Required action:
With all images left out, restate the records below exactly as written.

Information given:
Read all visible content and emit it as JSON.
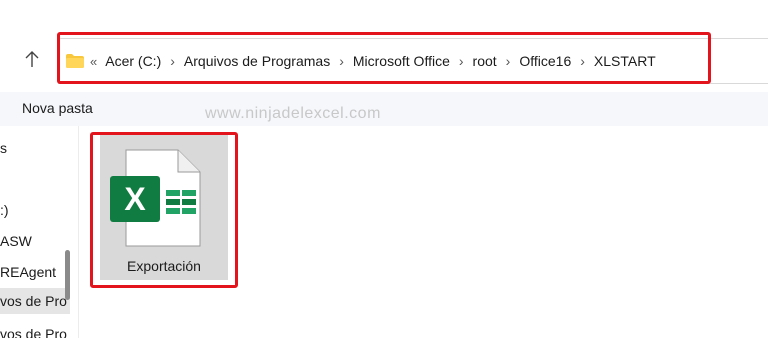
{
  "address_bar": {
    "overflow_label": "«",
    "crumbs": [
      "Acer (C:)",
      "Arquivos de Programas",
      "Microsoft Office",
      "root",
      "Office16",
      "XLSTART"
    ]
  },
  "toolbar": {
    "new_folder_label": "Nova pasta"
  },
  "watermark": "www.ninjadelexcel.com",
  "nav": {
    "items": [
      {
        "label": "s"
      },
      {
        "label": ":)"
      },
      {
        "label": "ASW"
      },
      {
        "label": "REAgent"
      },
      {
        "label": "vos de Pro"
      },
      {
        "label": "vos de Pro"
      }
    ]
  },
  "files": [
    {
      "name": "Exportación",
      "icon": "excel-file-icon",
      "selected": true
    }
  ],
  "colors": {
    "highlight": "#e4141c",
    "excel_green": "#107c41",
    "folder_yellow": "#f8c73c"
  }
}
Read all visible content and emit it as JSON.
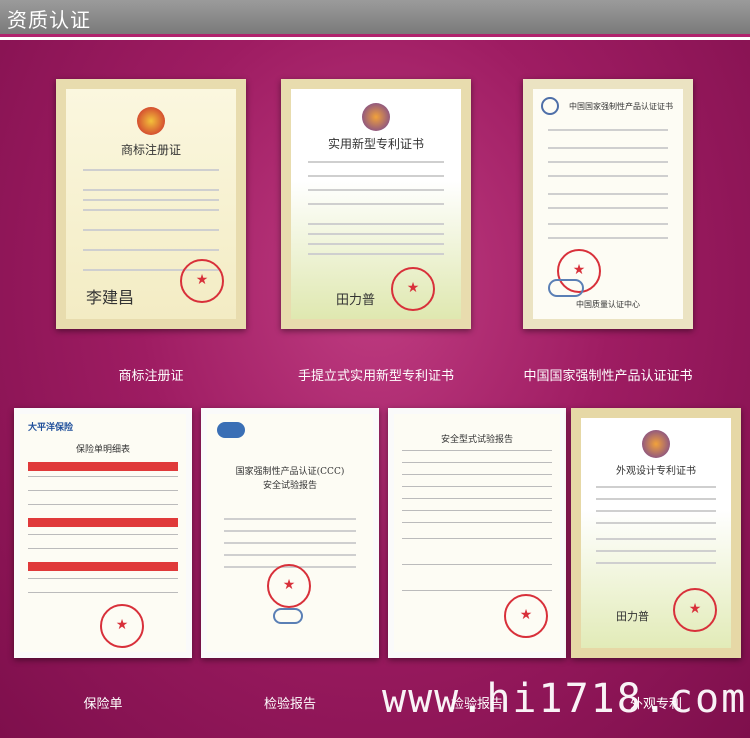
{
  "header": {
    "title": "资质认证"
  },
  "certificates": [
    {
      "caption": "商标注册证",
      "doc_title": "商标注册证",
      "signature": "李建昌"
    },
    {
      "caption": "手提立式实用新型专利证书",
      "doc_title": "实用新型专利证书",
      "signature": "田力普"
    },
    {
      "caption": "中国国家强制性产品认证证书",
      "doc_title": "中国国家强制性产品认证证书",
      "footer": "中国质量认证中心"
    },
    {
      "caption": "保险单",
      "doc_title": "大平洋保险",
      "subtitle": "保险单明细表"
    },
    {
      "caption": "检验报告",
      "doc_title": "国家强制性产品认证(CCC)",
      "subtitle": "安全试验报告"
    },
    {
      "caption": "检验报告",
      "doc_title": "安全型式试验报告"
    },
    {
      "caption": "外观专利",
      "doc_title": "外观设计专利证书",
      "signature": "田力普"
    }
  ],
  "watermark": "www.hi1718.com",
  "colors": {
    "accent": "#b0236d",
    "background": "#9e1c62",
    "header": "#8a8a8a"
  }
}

Output of the task:
Read all visible content and emit it as JSON.
{
  "address_bar": {
    "overflow_label": "«",
    "crumbs": [
      "Acer (C:)",
      "Arquivos de Programas",
      "Microsoft Office",
      "root",
      "Office16",
      "XLSTART"
    ]
  },
  "toolbar": {
    "new_folder_label": "Nova pasta"
  },
  "watermark": "www.ninjadelexcel.com",
  "nav": {
    "items": [
      {
        "label": "s"
      },
      {
        "label": ":)"
      },
      {
        "label": "ASW"
      },
      {
        "label": "REAgent"
      },
      {
        "label": "vos de Pro"
      },
      {
        "label": "vos de Pro"
      }
    ]
  },
  "files": [
    {
      "name": "Exportación",
      "icon": "excel-file-icon",
      "selected": true
    }
  ],
  "colors": {
    "highlight": "#e4141c",
    "excel_green": "#107c41",
    "folder_yellow": "#f8c73c"
  }
}
Read all visible content and emit it as JSON.
{
  "header": {
    "title": "资质认证"
  },
  "certificates": [
    {
      "caption": "商标注册证",
      "doc_title": "商标注册证",
      "signature": "李建昌"
    },
    {
      "caption": "手提立式实用新型专利证书",
      "doc_title": "实用新型专利证书",
      "signature": "田力普"
    },
    {
      "caption": "中国国家强制性产品认证证书",
      "doc_title": "中国国家强制性产品认证证书",
      "footer": "中国质量认证中心"
    },
    {
      "caption": "保险单",
      "doc_title": "大平洋保险",
      "subtitle": "保险单明细表"
    },
    {
      "caption": "检验报告",
      "doc_title": "国家强制性产品认证(CCC)",
      "subtitle": "安全试验报告"
    },
    {
      "caption": "检验报告",
      "doc_title": "安全型式试验报告"
    },
    {
      "caption": "外观专利",
      "doc_title": "外观设计专利证书",
      "signature": "田力普"
    }
  ],
  "watermark": "www.hi1718.com",
  "colors": {
    "accent": "#b0236d",
    "background": "#9e1c62",
    "header": "#8a8a8a"
  }
}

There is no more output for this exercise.